____ Information shown

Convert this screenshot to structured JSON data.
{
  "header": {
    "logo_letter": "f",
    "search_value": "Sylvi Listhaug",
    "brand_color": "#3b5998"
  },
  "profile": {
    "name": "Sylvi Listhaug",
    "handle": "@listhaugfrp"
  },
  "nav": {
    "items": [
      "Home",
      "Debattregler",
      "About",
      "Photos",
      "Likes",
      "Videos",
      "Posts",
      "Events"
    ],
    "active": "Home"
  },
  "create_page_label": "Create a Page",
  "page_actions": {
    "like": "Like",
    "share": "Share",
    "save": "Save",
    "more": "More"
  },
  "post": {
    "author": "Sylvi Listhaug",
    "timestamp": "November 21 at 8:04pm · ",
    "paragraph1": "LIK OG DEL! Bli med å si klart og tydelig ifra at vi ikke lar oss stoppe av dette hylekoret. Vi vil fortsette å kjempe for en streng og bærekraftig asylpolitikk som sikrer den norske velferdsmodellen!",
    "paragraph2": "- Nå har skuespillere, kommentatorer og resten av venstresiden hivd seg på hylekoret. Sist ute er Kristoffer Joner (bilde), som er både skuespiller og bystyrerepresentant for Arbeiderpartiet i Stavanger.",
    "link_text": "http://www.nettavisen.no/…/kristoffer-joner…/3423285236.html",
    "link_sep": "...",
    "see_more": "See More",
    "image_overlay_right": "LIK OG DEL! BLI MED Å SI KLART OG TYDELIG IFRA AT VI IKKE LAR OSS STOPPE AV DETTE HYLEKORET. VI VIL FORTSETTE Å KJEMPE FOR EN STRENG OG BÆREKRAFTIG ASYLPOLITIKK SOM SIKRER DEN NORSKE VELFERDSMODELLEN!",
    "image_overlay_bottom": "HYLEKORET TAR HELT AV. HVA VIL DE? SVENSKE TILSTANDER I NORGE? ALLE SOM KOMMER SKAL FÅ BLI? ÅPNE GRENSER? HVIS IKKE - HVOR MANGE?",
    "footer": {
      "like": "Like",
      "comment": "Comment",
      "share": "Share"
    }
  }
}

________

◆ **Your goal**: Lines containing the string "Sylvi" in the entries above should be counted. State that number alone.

◆ **Output of the task**: 3